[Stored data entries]
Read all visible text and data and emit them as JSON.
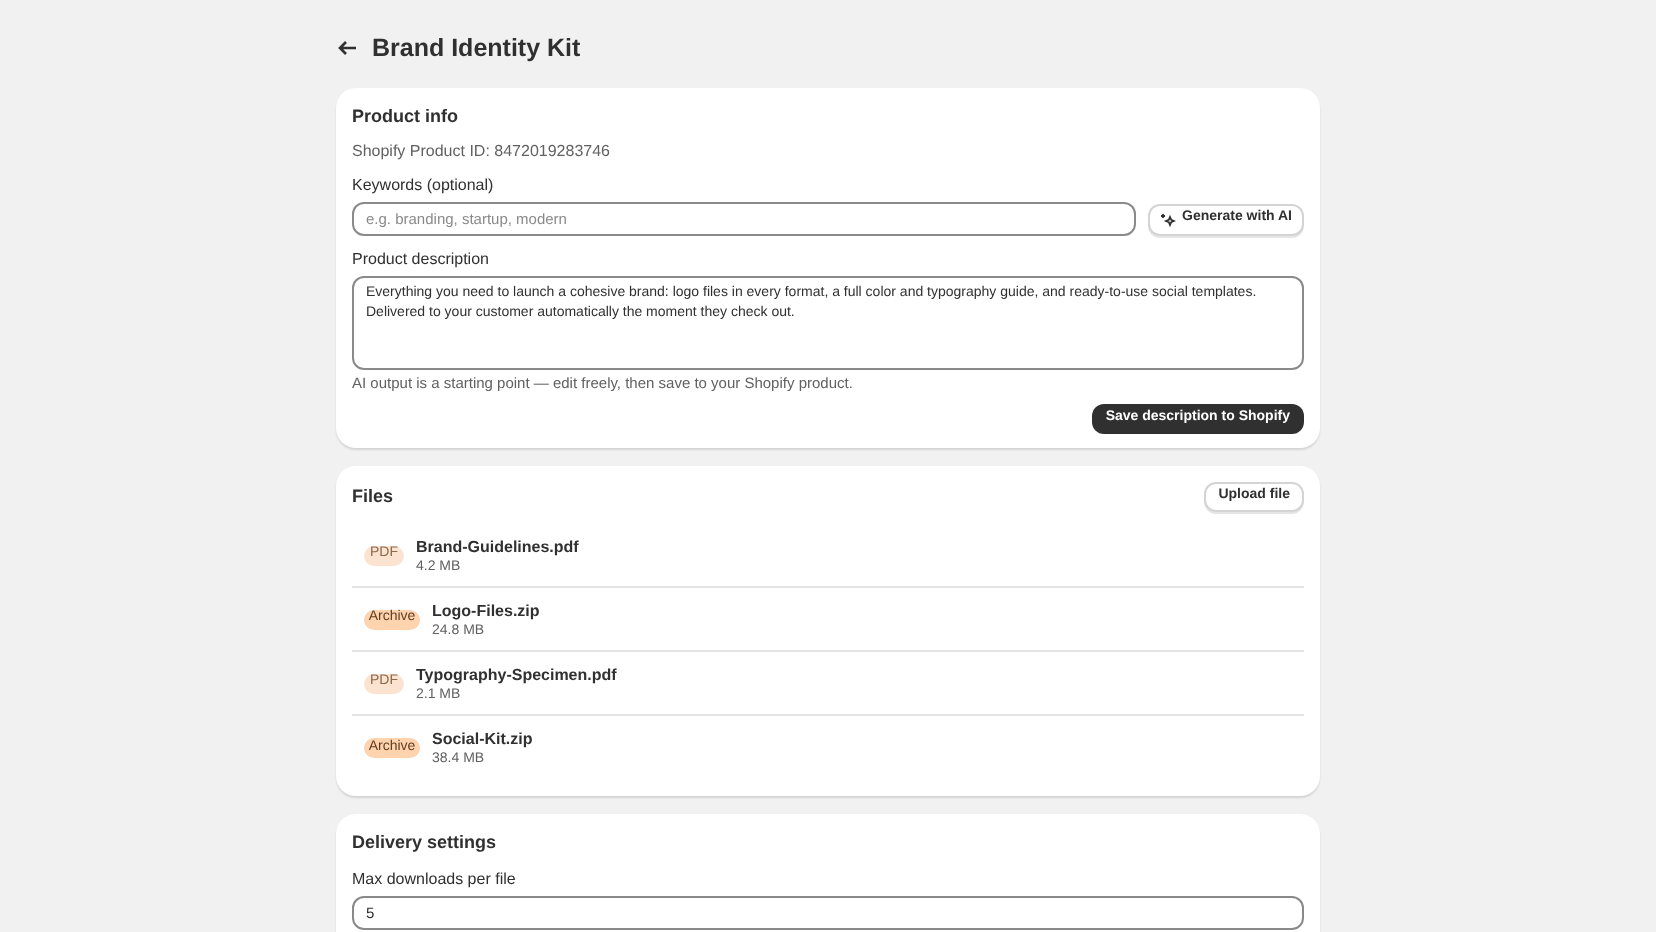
{
  "page": {
    "title": "Brand Identity Kit"
  },
  "product_info": {
    "heading": "Product info",
    "product_id": "Shopify Product ID: 8472019283746",
    "keywords_label": "Keywords (optional)",
    "keywords_placeholder": "e.g. branding, startup, modern",
    "generate_button": "Generate with AI",
    "description_label": "Product description",
    "description": "Everything you need to launch a cohesive brand: logo files in every format, a full color and typography guide, and ready-to-use social templates. Delivered to your customer automatically the moment they check out.",
    "hint": "AI output is a starting point — edit freely, then save to your Shopify product.",
    "save_button": "Save description to Shopify"
  },
  "files": {
    "heading": "Files",
    "upload_button": "Upload file",
    "items": [
      {
        "kind": "pdf",
        "badge": "PDF",
        "name": "Brand-Guidelines.pdf",
        "size": "4.2 MB"
      },
      {
        "kind": "archive",
        "badge": "Archive",
        "name": "Logo-Files.zip",
        "size": "24.8 MB"
      },
      {
        "kind": "pdf",
        "badge": "PDF",
        "name": "Typography-Specimen.pdf",
        "size": "2.1 MB"
      },
      {
        "kind": "archive",
        "badge": "Archive",
        "name": "Social-Kit.zip",
        "size": "38.4 MB"
      }
    ]
  },
  "delivery": {
    "heading": "Delivery settings",
    "max_downloads_label": "Max downloads per file",
    "max_downloads_value": "5"
  }
}
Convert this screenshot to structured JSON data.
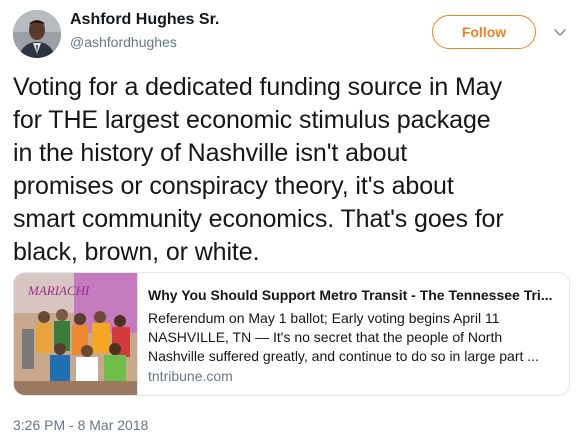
{
  "author": {
    "display_name": "Ashford Hughes Sr.",
    "handle": "@ashfordhughes",
    "avatar_icon": "avatar-photo"
  },
  "follow_label": "Follow",
  "menu_icon": "chevron-down-icon",
  "tweet_text": "Voting for a dedicated funding source in May\nfor THE largest economic stimulus package\nin the history of Nashville isn't about\npromises or conspiracy theory, it's about\nsmart community economics. That's goes for\nblack, brown, or white.",
  "card": {
    "title": "Why You Should Support Metro Transit - The Tennessee Tri...",
    "description_lines": [
      "Referendum on May 1 ballot; Early voting begins April 11",
      "NASHVILLE, TN — It's no secret that the people of North",
      "Nashville suffered greatly, and continue to do so in large part ..."
    ],
    "domain": "tntribune.com",
    "image_text": "MARIACHI"
  },
  "timestamp": "3:26 PM - 8 Mar 2018",
  "colors": {
    "accent": "#f4801f",
    "secondary_text": "#657786",
    "border": "#e1e8ed"
  }
}
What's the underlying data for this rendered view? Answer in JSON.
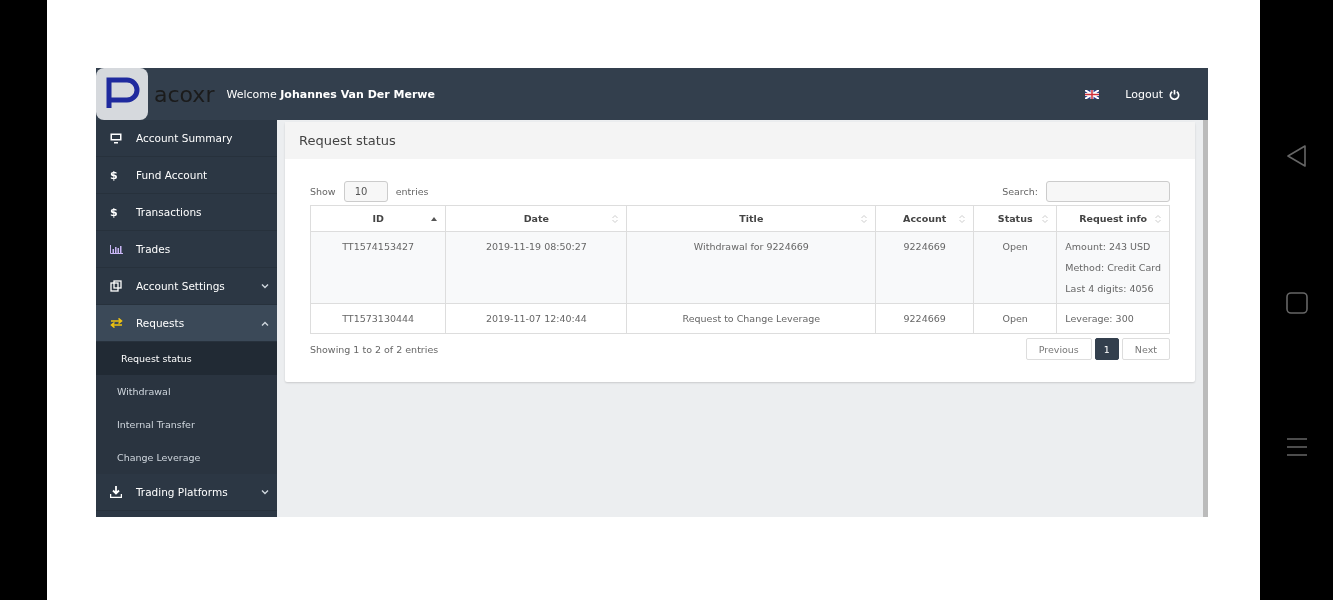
{
  "header": {
    "logo_text": "acoxr",
    "welcome": "Welcome",
    "user_name": "Johannes Van Der Merwe",
    "logout": "Logout"
  },
  "sidebar": {
    "items": [
      {
        "label": "Account Summary",
        "selected": false
      },
      {
        "icon_text": "$",
        "label": "Fund Account",
        "selected": false
      },
      {
        "icon_text": "$",
        "label": "Transactions",
        "selected": false
      },
      {
        "label": "Trades",
        "selected": false
      },
      {
        "label": "Account Settings",
        "selected": false,
        "expanded": false
      },
      {
        "label": "Requests",
        "selected": true,
        "expanded": true,
        "children": [
          {
            "label": "Request status",
            "selected": true
          },
          {
            "label": "Withdrawal",
            "selected": false
          },
          {
            "label": "Internal Transfer",
            "selected": false
          },
          {
            "label": "Change Leverage",
            "selected": false
          }
        ]
      },
      {
        "label": "Trading Platforms",
        "selected": false,
        "expanded": false
      }
    ]
  },
  "panel": {
    "title": "Request status",
    "show_label": "Show",
    "page_size": "10",
    "entries_label": "entries",
    "search_label": "Search:",
    "table": {
      "columns": [
        {
          "label": "ID",
          "sorted": true
        },
        {
          "label": "Date",
          "sorted": false
        },
        {
          "label": "Title",
          "sorted": false
        },
        {
          "label": "Account",
          "sorted": false
        },
        {
          "label": "Status",
          "sorted": false
        },
        {
          "label": "Request info",
          "sorted": false
        }
      ],
      "rows": [
        {
          "id": "TT1574153427",
          "date": "2019-11-19 08:50:27",
          "title": "Withdrawal for 9224669",
          "account": "9224669",
          "status": "Open",
          "info": [
            "Amount: 243 USD",
            "Method: Credit Card",
            "Last 4 digits: 4056"
          ]
        },
        {
          "id": "TT1573130444",
          "date": "2019-11-07 12:40:44",
          "title": "Request to Change Leverage",
          "account": "9224669",
          "status": "Open",
          "info": [
            "Leverage: 300"
          ]
        }
      ]
    },
    "summary": "Showing 1 to 2 of 2 entries",
    "pagination": {
      "previous": "Previous",
      "pages": [
        {
          "label": "1",
          "selected": true
        }
      ],
      "next": "Next"
    }
  }
}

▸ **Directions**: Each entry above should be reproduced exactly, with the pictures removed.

▸ **Result of this task**:
Read all visible text and data and emit them as JSON.
{
  "page": {
    "title": "Brand Identity Kit"
  },
  "product_info": {
    "heading": "Product info",
    "product_id": "Shopify Product ID: 8472019283746",
    "keywords_label": "Keywords (optional)",
    "keywords_placeholder": "e.g. branding, startup, modern",
    "generate_button": "Generate with AI",
    "description_label": "Product description",
    "description": "Everything you need to launch a cohesive brand: logo files in every format, a full color and typography guide, and ready-to-use social templates. Delivered to your customer automatically the moment they check out.",
    "hint": "AI output is a starting point — edit freely, then save to your Shopify product.",
    "save_button": "Save description to Shopify"
  },
  "files": {
    "heading": "Files",
    "upload_button": "Upload file",
    "items": [
      {
        "kind": "pdf",
        "badge": "PDF",
        "name": "Brand-Guidelines.pdf",
        "size": "4.2 MB"
      },
      {
        "kind": "archive",
        "badge": "Archive",
        "name": "Logo-Files.zip",
        "size": "24.8 MB"
      },
      {
        "kind": "pdf",
        "badge": "PDF",
        "name": "Typography-Specimen.pdf",
        "size": "2.1 MB"
      },
      {
        "kind": "archive",
        "badge": "Archive",
        "name": "Social-Kit.zip",
        "size": "38.4 MB"
      }
    ]
  },
  "delivery": {
    "heading": "Delivery settings",
    "max_downloads_label": "Max downloads per file",
    "max_downloads_value": "5"
  }
}
Convert this screenshot to structured JSON data.
{
  "author": {
    "display_name": "Ashford Hughes Sr.",
    "handle": "@ashfordhughes",
    "avatar_icon": "avatar-photo"
  },
  "follow_label": "Follow",
  "menu_icon": "chevron-down-icon",
  "tweet_text": "Voting for a dedicated funding source in May\nfor THE largest economic stimulus package\nin the history of Nashville isn't about\npromises or conspiracy theory, it's about\nsmart community economics. That's goes for\nblack, brown, or white.",
  "card": {
    "title": "Why You Should Support Metro Transit - The Tennessee Tri...",
    "description_lines": [
      "Referendum on May 1 ballot; Early voting begins April 11",
      "NASHVILLE, TN — It's no secret that the people of North",
      "Nashville suffered greatly, and continue to do so in large part ..."
    ],
    "domain": "tntribune.com",
    "image_text": "MARIACHI"
  },
  "timestamp": "3:26 PM - 8 Mar 2018",
  "colors": {
    "accent": "#f4801f",
    "secondary_text": "#657786",
    "border": "#e1e8ed"
  }
}
What's the underlying data for this rendered view? Answer in JSON.
{
  "header": {
    "logo_text": "acoxr",
    "welcome": "Welcome",
    "user_name": "Johannes Van Der Merwe",
    "logout": "Logout"
  },
  "sidebar": {
    "items": [
      {
        "label": "Account Summary",
        "selected": false
      },
      {
        "icon_text": "$",
        "label": "Fund Account",
        "selected": false
      },
      {
        "icon_text": "$",
        "label": "Transactions",
        "selected": false
      },
      {
        "label": "Trades",
        "selected": false
      },
      {
        "label": "Account Settings",
        "selected": false,
        "expanded": false
      },
      {
        "label": "Requests",
        "selected": true,
        "expanded": true,
        "children": [
          {
            "label": "Request status",
            "selected": true
          },
          {
            "label": "Withdrawal",
            "selected": false
          },
          {
            "label": "Internal Transfer",
            "selected": false
          },
          {
            "label": "Change Leverage",
            "selected": false
          }
        ]
      },
      {
        "label": "Trading Platforms",
        "selected": false,
        "expanded": false
      }
    ]
  },
  "panel": {
    "title": "Request status",
    "show_label": "Show",
    "page_size": "10",
    "entries_label": "entries",
    "search_label": "Search:",
    "table": {
      "columns": [
        {
          "label": "ID",
          "sorted": true
        },
        {
          "label": "Date",
          "sorted": false
        },
        {
          "label": "Title",
          "sorted": false
        },
        {
          "label": "Account",
          "sorted": false
        },
        {
          "label": "Status",
          "sorted": false
        },
        {
          "label": "Request info",
          "sorted": false
        }
      ],
      "rows": [
        {
          "id": "TT1574153427",
          "date": "2019-11-19 08:50:27",
          "title": "Withdrawal for 9224669",
          "account": "9224669",
          "status": "Open",
          "info": [
            "Amount: 243 USD",
            "Method: Credit Card",
            "Last 4 digits: 4056"
          ]
        },
        {
          "id": "TT1573130444",
          "date": "2019-11-07 12:40:44",
          "title": "Request to Change Leverage",
          "account": "9224669",
          "status": "Open",
          "info": [
            "Leverage: 300"
          ]
        }
      ]
    },
    "summary": "Showing 1 to 2 of 2 entries",
    "pagination": {
      "previous": "Previous",
      "pages": [
        {
          "label": "1",
          "selected": true
        }
      ],
      "next": "Next"
    }
  }
}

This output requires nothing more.